When a solar panel gets replaced, most of its parts can be recycled. These panels go to a recycling facility where the panels are pulled apart and broken down with acids to separate out their crystalline silicon, which is the semiconducting material in most photovoltaic cells. Acidic hydro-metallurgical systems are used to separate any precious minerals.

 

Nearly 75% of the material that gets separated out in this recycling process is glass, which is easy to recycle into new products for the future. Other materials like copper and silver can be recycled as well.

 

Solar energy is a source of power that requires little space (a rooftop) and little maintenance (thanks to its durable design). It produces no greenhouse gases and when solar panels run their course, the scrap can be recycled. All around, solar is a green option at an important juncture in regards to energy threats like climate change.

 

Why Install a Solar System?

 

Apart from the reasons listed above, solar panels provide a great value to anyone installing them. Once a solar panel is installed at a customer’s home, they can look forward to decades of useful energy that offset their power consumption—saving them money and, in the case of overproduction, even selling it back to the grid for a profit depending on how the public utility accounts for that surplus in their state.

 

Owning a solar system is another investment into a home that can be an appealing source of equity when selling a home. While solar installations are on the rise, it is still a novel savings to any buyer looking to purchase.

 

Blue Raven’s Solar Panels

 

To ensure the highest quality options, Blue Raven Solar works with third-party providers, which allows us to put the most efficient solar panels on our customers’ homes. It is our mission to make homeowners’ lives better, by increasing their reliance on clean and abundant renewable energy. 

 

We also work with customers to help them own their solar panels instead of rent them—since that provides the most savings to them. Power Purchase Agreements and leasing agreements are methods that get solar panels installed, but they don’t help the customer in the long-run. Savings from renting solar equipement don’t make up for the cost of having a different company deciding power prices.

 

When a customer owns their solar system, they own their savings. This doesn’t just involve the monthly electricity bill either. Owning solar panels also opens up the savings gained from federal and state tax incentives. Renting solar panels means that those benefits go to the company that installed them rather than the customer using the solar system.

 

At Blue Raven Solar, we want our customers to trust our transparency and information. Our customers learn exactly how much they’ll save and how big their solar system needs to be to maximize those savings.

 

What’s more, if solar power turns out to not save them anything after they request an estimate with us, we’ll make sure our customers know that. There are a lot of factors that come into play when installing solar panels and our customers deserve the most efficient solar panel system to suit their power needs.

 

By providing a world-class customer experience through a reliable sales process and a speedy, high-quality installation, Blue Raven Solar wants to be a partner for our customers that they can trust.

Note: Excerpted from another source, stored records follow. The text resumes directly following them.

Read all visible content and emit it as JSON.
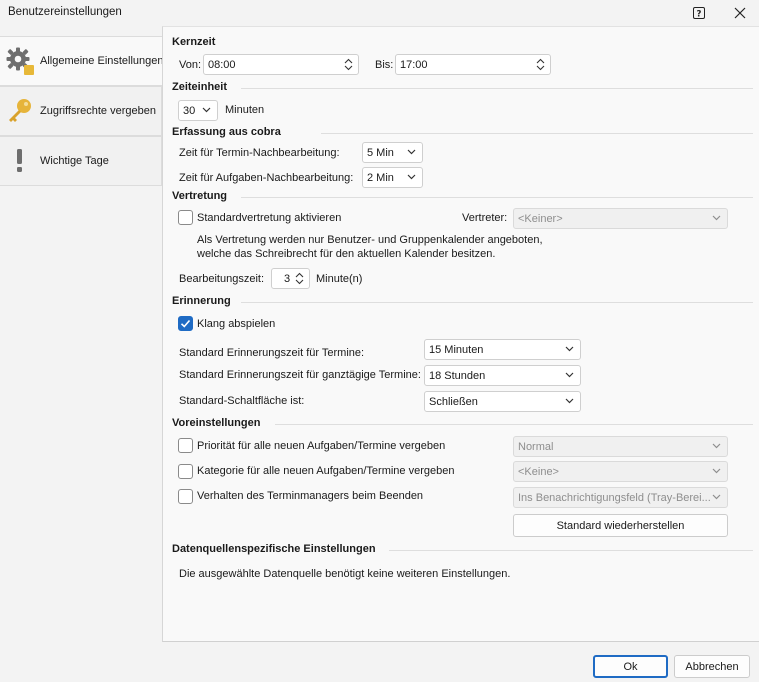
{
  "window": {
    "title": "Benutzereinstellungen"
  },
  "sidebar": {
    "items": [
      {
        "label": "Allgemeine Einstellungen",
        "icon": "gear-icon"
      },
      {
        "label": "Zugriffsrechte vergeben",
        "icon": "key-icon"
      },
      {
        "label": "Wichtige Tage",
        "icon": "exclamation-icon"
      }
    ]
  },
  "kernzeit": {
    "title": "Kernzeit",
    "von_label": "Von:",
    "von_value": "08:00",
    "bis_label": "Bis:",
    "bis_value": "17:00"
  },
  "zeiteinheit": {
    "title": "Zeiteinheit",
    "value": "30",
    "unit": "Minuten"
  },
  "erfassung": {
    "title": "Erfassung aus cobra",
    "termin_label": "Zeit für Termin-Nachbearbeitung:",
    "termin_value": "5 Min",
    "aufgaben_label": "Zeit für Aufgaben-Nachbearbeitung:",
    "aufgaben_value": "2 Min"
  },
  "vertretung": {
    "title": "Vertretung",
    "checkbox_label": "Standardvertretung aktivieren",
    "vertreter_label": "Vertreter:",
    "vertreter_value": "<Keiner>",
    "info_line1": "Als Vertretung werden nur Benutzer- und Gruppenkalender angeboten,",
    "info_line2": "welche das Schreibrecht für den aktuellen Kalender besitzen.",
    "bearbeitung_label": "Bearbeitungszeit:",
    "bearbeitung_value": "3",
    "bearbeitung_unit": "Minute(n)"
  },
  "erinnerung": {
    "title": "Erinnerung",
    "klang_label": "Klang abspielen",
    "klang_checked": true,
    "termine_label": "Standard Erinnerungszeit für Termine:",
    "termine_value": "15 Minuten",
    "ganztaegig_label": "Standard Erinnerungszeit für ganztägige Termine:",
    "ganztaegig_value": "18 Stunden",
    "schaltflaeche_label": "Standard-Schaltfläche ist:",
    "schaltflaeche_value": "Schließen"
  },
  "voreinstellungen": {
    "title": "Voreinstellungen",
    "prioritaet_label": "Priorität für alle neuen Aufgaben/Termine vergeben",
    "prioritaet_value": "Normal",
    "kategorie_label": "Kategorie für alle neuen Aufgaben/Termine vergeben",
    "kategorie_value": "<Keine>",
    "verhalten_label": "Verhalten des Terminmanagers beim Beenden",
    "verhalten_value": "Ins Benachrichtigungsfeld (Tray-Berei...",
    "reset_button": "Standard wiederherstellen"
  },
  "datenquelle": {
    "title": "Datenquellenspezifische Einstellungen",
    "text": "Die ausgewählte Datenquelle benötigt keine weiteren Einstellungen."
  },
  "footer": {
    "ok": "Ok",
    "cancel": "Abbrechen"
  },
  "colors": {
    "accent": "#1f6bc4",
    "panel_bg": "#f9f9f9",
    "window_bg": "#f3f3f3"
  }
}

Tune in next week to learn how solar panels turn light into electricity.

No Comments

Sorry, the comment form is closed at this time.